> [What to do] Provide only the number of lines below that hold "Full".

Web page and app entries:
────────
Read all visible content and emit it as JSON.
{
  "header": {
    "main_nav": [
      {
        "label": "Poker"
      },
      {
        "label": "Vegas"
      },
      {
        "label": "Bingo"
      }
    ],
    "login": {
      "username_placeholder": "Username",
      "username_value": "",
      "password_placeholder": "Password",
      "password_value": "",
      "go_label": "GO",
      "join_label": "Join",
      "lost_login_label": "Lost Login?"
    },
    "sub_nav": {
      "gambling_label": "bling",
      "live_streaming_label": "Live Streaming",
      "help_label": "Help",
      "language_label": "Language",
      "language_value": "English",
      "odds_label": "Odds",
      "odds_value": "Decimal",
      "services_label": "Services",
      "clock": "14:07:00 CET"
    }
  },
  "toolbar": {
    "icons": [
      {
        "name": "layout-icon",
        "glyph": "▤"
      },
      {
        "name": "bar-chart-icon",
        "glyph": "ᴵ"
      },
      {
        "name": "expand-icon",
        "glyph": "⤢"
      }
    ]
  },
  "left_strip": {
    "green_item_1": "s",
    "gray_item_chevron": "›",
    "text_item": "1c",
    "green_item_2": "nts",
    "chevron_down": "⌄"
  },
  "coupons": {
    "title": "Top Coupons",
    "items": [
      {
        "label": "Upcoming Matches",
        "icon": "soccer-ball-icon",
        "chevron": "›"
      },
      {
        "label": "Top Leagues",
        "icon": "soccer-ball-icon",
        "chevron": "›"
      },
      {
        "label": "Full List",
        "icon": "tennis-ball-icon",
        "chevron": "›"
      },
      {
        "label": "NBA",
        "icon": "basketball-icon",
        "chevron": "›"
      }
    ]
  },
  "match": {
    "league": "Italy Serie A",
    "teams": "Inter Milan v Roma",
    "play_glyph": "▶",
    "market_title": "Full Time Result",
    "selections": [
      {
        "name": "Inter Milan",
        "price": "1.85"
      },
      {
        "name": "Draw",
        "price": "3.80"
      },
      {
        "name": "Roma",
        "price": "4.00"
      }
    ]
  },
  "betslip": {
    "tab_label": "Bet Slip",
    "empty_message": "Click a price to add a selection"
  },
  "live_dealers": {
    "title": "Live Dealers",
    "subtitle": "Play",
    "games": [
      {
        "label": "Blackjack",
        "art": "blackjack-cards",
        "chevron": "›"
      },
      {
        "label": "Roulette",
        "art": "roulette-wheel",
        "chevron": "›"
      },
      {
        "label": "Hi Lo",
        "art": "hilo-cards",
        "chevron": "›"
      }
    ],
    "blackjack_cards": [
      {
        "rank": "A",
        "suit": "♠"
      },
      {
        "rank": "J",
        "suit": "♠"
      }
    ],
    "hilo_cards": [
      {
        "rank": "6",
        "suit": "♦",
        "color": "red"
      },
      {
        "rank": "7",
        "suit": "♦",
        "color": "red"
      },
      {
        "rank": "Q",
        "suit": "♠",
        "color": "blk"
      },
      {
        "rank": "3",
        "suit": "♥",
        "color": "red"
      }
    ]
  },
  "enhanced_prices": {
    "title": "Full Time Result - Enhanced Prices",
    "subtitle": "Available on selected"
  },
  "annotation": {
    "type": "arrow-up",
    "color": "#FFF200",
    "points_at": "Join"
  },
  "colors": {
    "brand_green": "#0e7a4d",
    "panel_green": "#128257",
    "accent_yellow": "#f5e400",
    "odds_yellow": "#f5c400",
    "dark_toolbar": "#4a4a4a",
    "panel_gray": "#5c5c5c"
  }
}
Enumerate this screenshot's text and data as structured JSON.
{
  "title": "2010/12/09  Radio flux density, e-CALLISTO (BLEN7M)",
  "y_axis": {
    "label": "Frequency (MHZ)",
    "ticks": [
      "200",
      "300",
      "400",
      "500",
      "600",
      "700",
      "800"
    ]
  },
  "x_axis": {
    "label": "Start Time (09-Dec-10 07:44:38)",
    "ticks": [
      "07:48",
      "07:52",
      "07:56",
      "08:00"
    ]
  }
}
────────
> [Result for this exercise] 3